You might not live forever — but several studies have shown that eating a lot of vegetables can get you closer. In a study completed in 2010, researchers found that people with high blood levels of an antioxidant associated with vegetable consumption had a 39% lower risk of dying during the 14 years of the study than those with lower levels. And another study found that women in their seventies who ate a lot of fruits and vegetables (and got regular exercise) were eight times as likely to live another five years than women who shunned veggies.
5. They protect your brain.
According to a 2012 review of the available research, eating lots of vegetables is associated with lower risk of dementia and can slow the declines in brain function that occur with age. Sadly, fruit didn’t appear to have the same effect.
6. They make you stronger.
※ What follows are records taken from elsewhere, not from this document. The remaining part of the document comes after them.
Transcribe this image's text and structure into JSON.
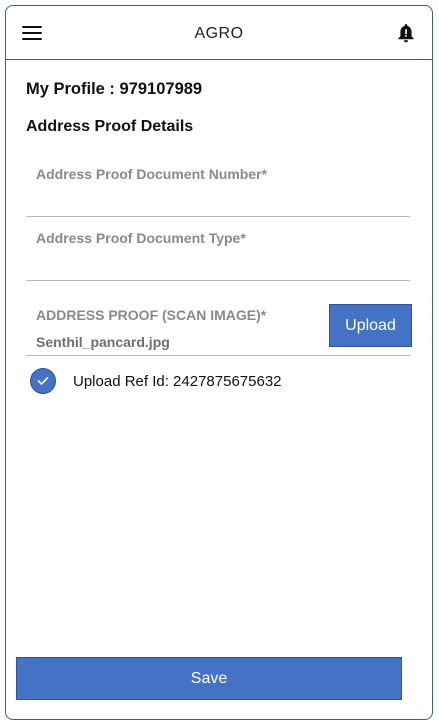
{
  "header": {
    "title": "AGRO",
    "menu_icon": "hamburger-menu-icon",
    "notification_icon": "bell-icon"
  },
  "profile": {
    "title": "My Profile : 979107989"
  },
  "section": {
    "title": "Address Proof Details"
  },
  "fields": {
    "document_number": {
      "label": "Address Proof Document Number*",
      "value": ""
    },
    "document_type": {
      "label": "Address Proof Document Type*",
      "value": ""
    }
  },
  "upload": {
    "label": "ADDRESS PROOF (SCAN IMAGE)*",
    "file_name": "Senthil_pancard.jpg",
    "button_label": "Upload",
    "ref_text": "Upload Ref Id: 2427875675632",
    "status_icon": "check-circle-icon"
  },
  "footer": {
    "save_label": "Save"
  },
  "colors": {
    "accent": "#4472c4",
    "border": "#3b5f8a",
    "label_gray": "#8a8a8a"
  }
}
A 2012 study found that nitrate, a chemical abundant in spinach and other vegetables, made mice significantly stronger. To get the same effect, humans would have to eat 200 to 250 grams of spinach a day, which the study author called “a very easily obtained amount.”
7. And faster.
Last year, researchers found that runners who ate baked beets ran a 5k faster than competitors who ate a cranberry relish with the same amount of calories. The active ingredient: nitrate, again. The study author wrote, “Because whole vegetables have been shown to have health benefits, whereas nitrates from other sources may have detrimental health effects, it would be prudent for individuals seeking performance benefits to obtain nitrates from whole vegetables, such as beetroot.”
8. They give you X-ray vision.
OK, not really. But a 2010 study found that women who ate lots of colorful vegetables developed cataracts later in life than women with more meat-heavy diets did. Fruits and vegetables also protect against macular degeneration — and eating lots of carrots can improve your night vision.
- Justice Antonin Scalia, who served almost 30 years on the Supreme Court as one of its most prominent and influential conservative voices, died Saturday. He was 79.
- U.S. Republican presidential candidates debated for the first time since Donald Trump's win in New Hampshire, and it got intense.
- Bitterly cold temperatures and arctic winds began freezing large swathes of the U.S. Northeast ❄️